By Julio P. Yap Jr.
Camiguin Island in Mindanao is typically known for its sweet lanzones. Often overlooked, though, are other things that can make this island province more popular as a tourist destination.
Camiguin offers different attractions like hot and cold springs, waterfalls, the famous sunken cemetery, centuries-old churches, volcanoes, the yearly “Lanzones Festival,” and dive sites.
A dive site that offers bright prospects is located off Barangay Cabuan in Guinsiliban, Camiguin. Seeing its potential to attract tourists, the Cabuan Community Village Coastal Tour Association (CCVCTA) collaborated with the Department of Science and Technology and the Philippine Council for Agriculture, Aquatic and Natural Resources Research and Development (DOST-PCAARRD), Sangkalikasan Producers Cooperative (SPC), and the provincial government of
Camiguin to address coral degradation on the island through the government’s roll-out of the Coral Reef Restoration (asexual) Program.
The CCVCTA, an organization registered with the Department of Labor and Employment (DOLE), is composed of 61 members. Its main objective is to monitor and strengthen the protection and conservation of coastal and marine resources in the barangay.
The association embodies the connections that the people of Cabuan have with the sea, their spirit of volunteerism, desire to adopt progress that is environmentally sound, and reclaim their identity as a people of the sea; hence, its desire to adopt the Coral Reef Restoration (asexual) Program.
Started in 2014, the Coral Reef Restoration Program rolled out coral transplantation technology using asexually reproduced corals to improve productivity of coral resources for sustainable fisheries.
The provinces of Camiguin, Bohol, Pangasinan, Sarangani, Bataan, Zambales, Palawan, Zamboanga del Norte, and Ilocos Norte were chosen as restoration sites.
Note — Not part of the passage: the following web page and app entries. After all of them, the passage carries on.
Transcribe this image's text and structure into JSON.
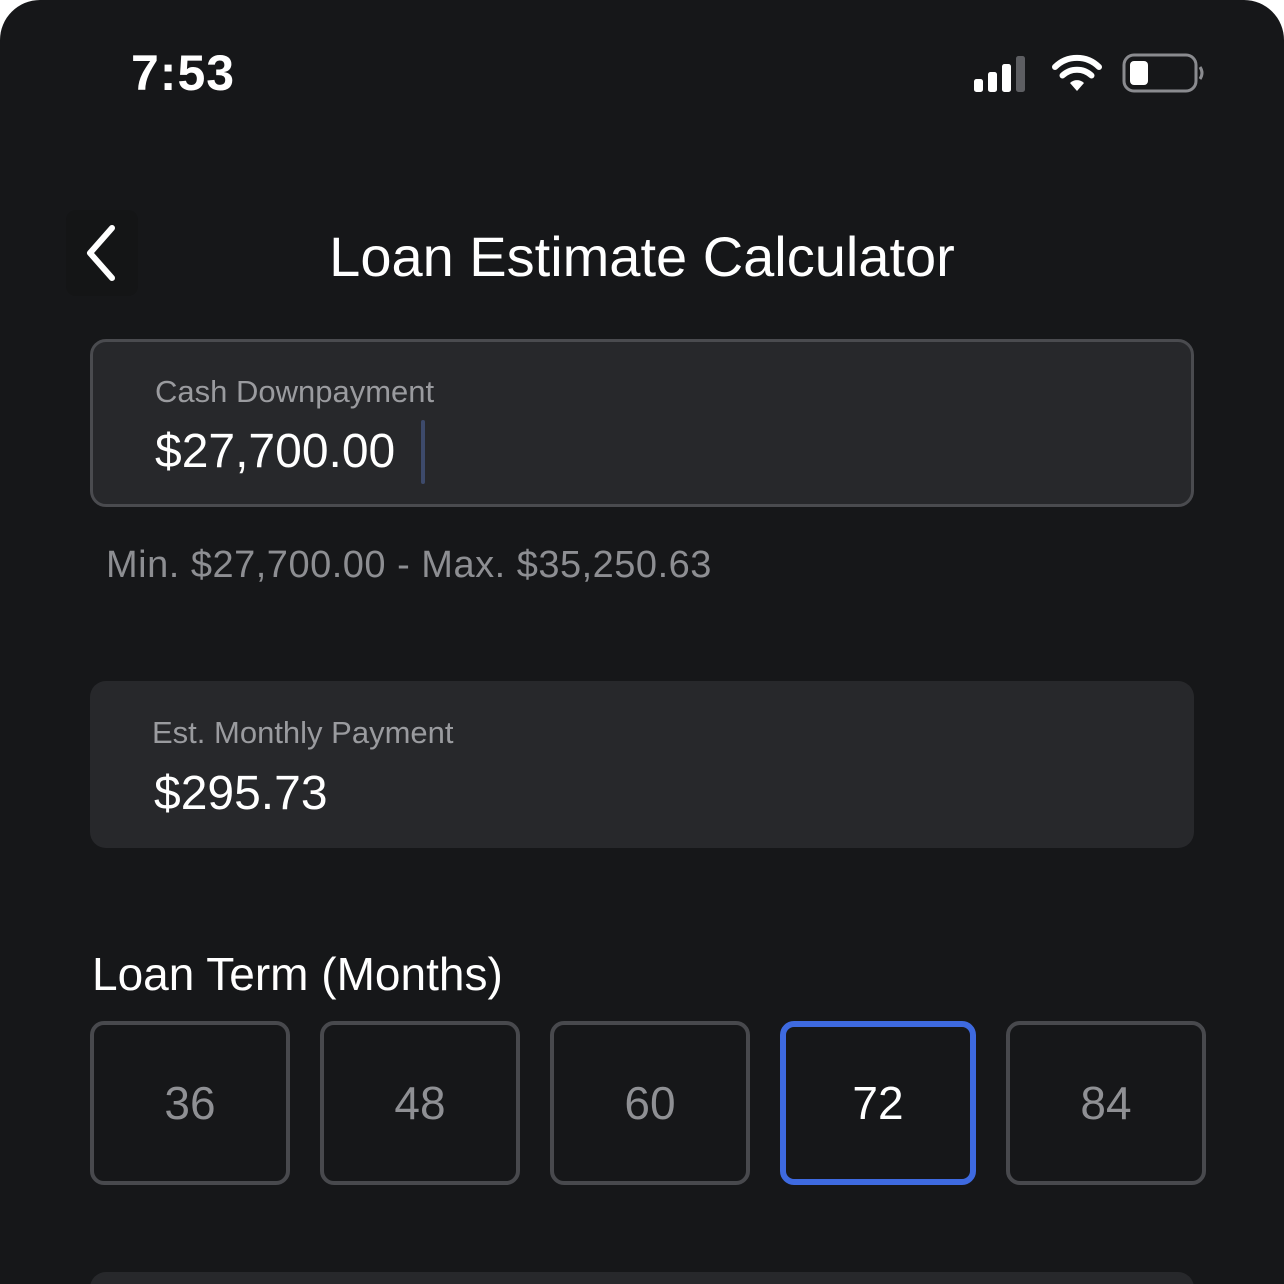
{
  "status_bar": {
    "time": "7:53",
    "icons": [
      "signal-icon",
      "wifi-icon",
      "battery-icon"
    ],
    "battery_level": 0.25
  },
  "header": {
    "back_icon": "chevron-left-icon",
    "title": "Loan Estimate Calculator"
  },
  "downpayment": {
    "label": "Cash Downpayment",
    "value": "$27,700.00",
    "range_hint": "Min. $27,700.00 - Max. $35,250.63"
  },
  "monthly_payment": {
    "label": "Est. Monthly Payment",
    "value": "$295.73"
  },
  "loan_term": {
    "title": "Loan Term (Months)",
    "options": [
      "36",
      "48",
      "60",
      "72",
      "84"
    ],
    "selected": "72"
  },
  "colors": {
    "background": "#161719",
    "card": "#27282b",
    "accent": "#3e6ae0",
    "muted_text": "#8d8e92"
  }
}
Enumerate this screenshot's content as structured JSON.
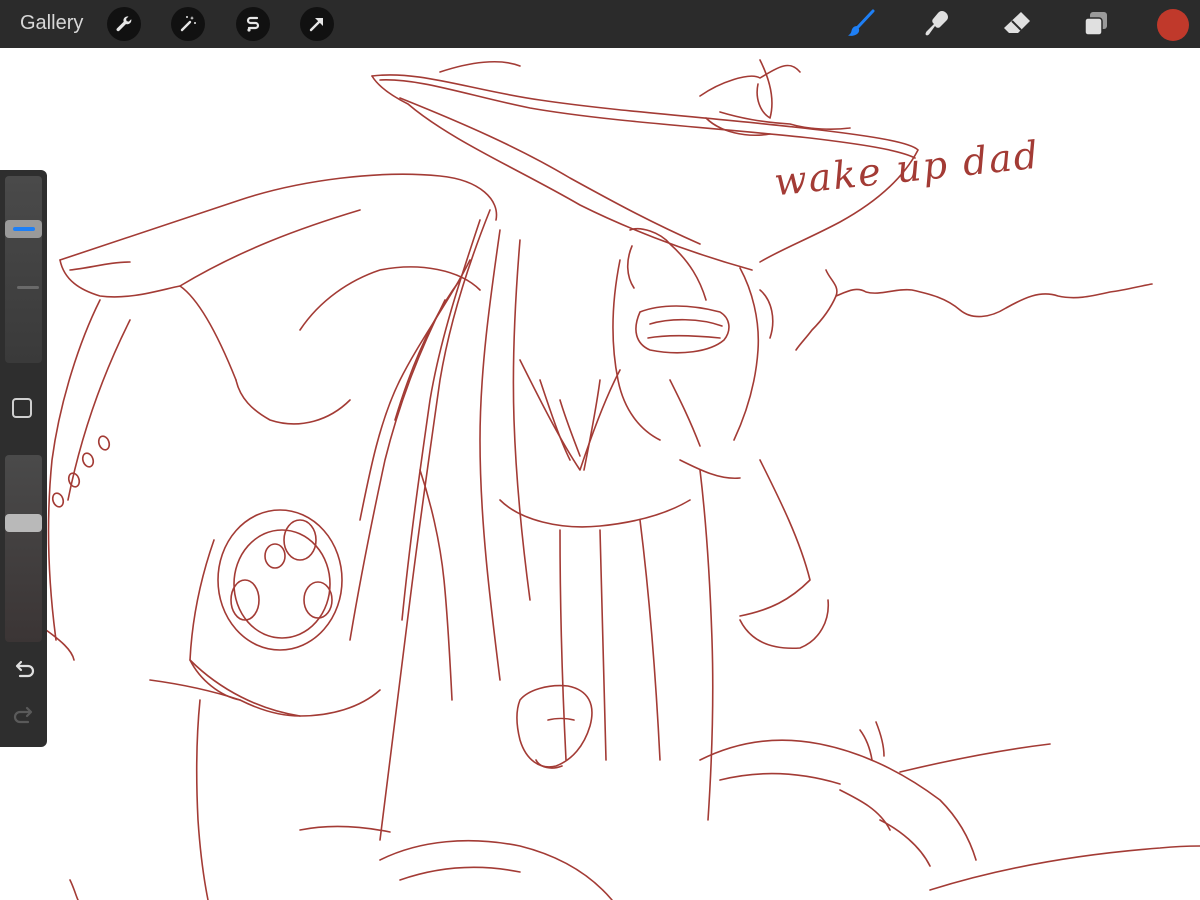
{
  "toolbar": {
    "gallery_label": "Gallery",
    "action_icons": [
      "wrench-icon",
      "magic-wand-icon",
      "selection-icon",
      "transform-arrow-icon"
    ],
    "tool_icons": [
      "brush-icon",
      "smudge-icon",
      "eraser-icon",
      "layers-icon"
    ],
    "active_tool": "brush",
    "accent_color": "#1e7ff5",
    "current_color": "#c0392b"
  },
  "sidebar": {
    "brush_size": 0.74,
    "opacity": 0.65
  },
  "canvas": {
    "caption": "wake up dad",
    "stroke_color": "#a33b35",
    "background_color": "#ffffff"
  }
}
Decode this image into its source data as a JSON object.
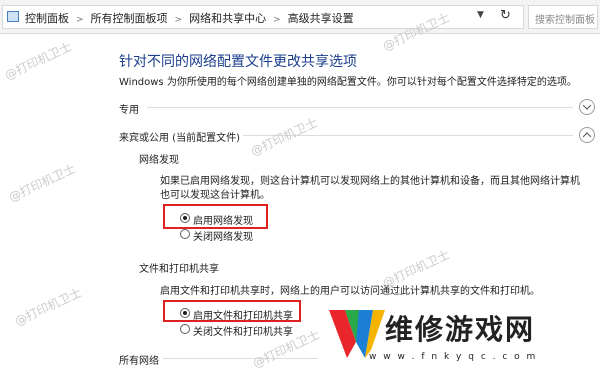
{
  "address_bar": {
    "crumbs": [
      "控制面板",
      "所有控制面板项",
      "网络和共享中心",
      "高级共享设置"
    ],
    "search_placeholder": "搜索控制面板"
  },
  "page": {
    "title": "针对不同的网络配置文件更改共享选项",
    "description": "Windows 为你所使用的每个网络创建单独的网络配置文件。你可以针对每个配置文件选择特定的选项。"
  },
  "sections": {
    "private": {
      "label": "专用"
    },
    "guest": {
      "label": "来宾或公用 (当前配置文件)"
    },
    "all": {
      "label": "所有网络"
    }
  },
  "network_discovery": {
    "heading": "网络发现",
    "description": "如果已启用网络发现，则这台计算机可以发现网络上的其他计算机和设备，而且其他网络计算机也可以发现这台计算机。",
    "options": [
      "启用网络发现",
      "关闭网络发现"
    ],
    "selected": "启用网络发现"
  },
  "file_printer_sharing": {
    "heading": "文件和打印机共享",
    "description": "启用文件和打印机共享时，网络上的用户可以访问通过此计算机共享的文件和打印机。",
    "options": [
      "启用文件和打印机共享",
      "关闭文件和打印机共享"
    ],
    "selected": "启用文件和打印机共享"
  },
  "watermark": {
    "text": "@打印机卫士"
  },
  "brand": {
    "text": "维修游戏网",
    "url": "w w w . f n k y q c . c o m",
    "colors": [
      "#e8262b",
      "#2aa84a",
      "#1b7fd6",
      "#f5b400"
    ]
  },
  "colors": {
    "title": "#1c3e8c",
    "highlight": "#e02020"
  }
}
The sites were selected based on their suitability for restoration, availability of sufficient amount of coral fragments for transplanting, and their location within the marine protected area.
Dislodged live coral fragments or “corals of opportunity” (COPs) are gathered and attached to coral nursery units (CNUs) so that they can quickly recover and regenerate. Each CNU can hold 500 COPs per batch and can be used several times a year. The ingenious technology uses Pioneer EpoxyClay Aqua, nails, and cable ties.
The DOST-PCAARRD, through its Technology Transfer and Promotion Division (TTPD), has partnered with private and public agencies in the areas of environmental protection and technology commercialization.
These partnerships have been formalized through memoranda of agreements during the recent 2016 National Science and Technology Week (NSTW) at the DOST-PCAARRD complex.
In one of the agreements, Pioneer Adhesive Foundation, Inc. (PAFI), producer of the EpoxyClay Aqua, undertook to explore and sponsor the coral rehabilitation in other sites through the adoption of the PCAARRD coral asexual reproduction technology.
Louisa Smith La o’, a member of the SPC, presented the organization’s accomplishment as a program collaborator during the Sixth General Assembly and Convention of the Philippine-Korea Rural Development Administration Alumni Association (PhilKoRAA) last September at the DOSTPCAARRD Innovation and Technology Center (DPITC), in Los Baños, Laguna.
Adopting the theme “Technology Transmission to Community Transformation,” the event highlighted the outcomes or impacts of technology transfer initiatives in transforming communities. La’o shared that with the DOST-PCAARRD program on coral restoration, at least 10 coral nursery units (CNUs) were designed through the DOST-funded Filipinnovation program, and two SPC-designed CNUs have been deployed underwater with 5,000 and 3,000 COPs, respectively.
This has helped in improving not only the coral reefs but also the marine ecosystem, as evidenced by the increase in fish density and marine biodiversity.
Aside from what has been restored, the program has also institutionalized certain mechanism towards a sustainable underwater tourism. For one, it has initiated the Eco Dive Tourism Education and Briefing, DOSTPCAARRD’s coral propagation main tool. It also provided the divers with the opportunity to experience coral restoration as an added feature of the dive.
With the success of the technology in Cabuan, La o’ said, “Today, we are no longer just divers. We have the power to bring back life to the sea.”
This appeared in Agriculture Monthly’s December 2016 issue.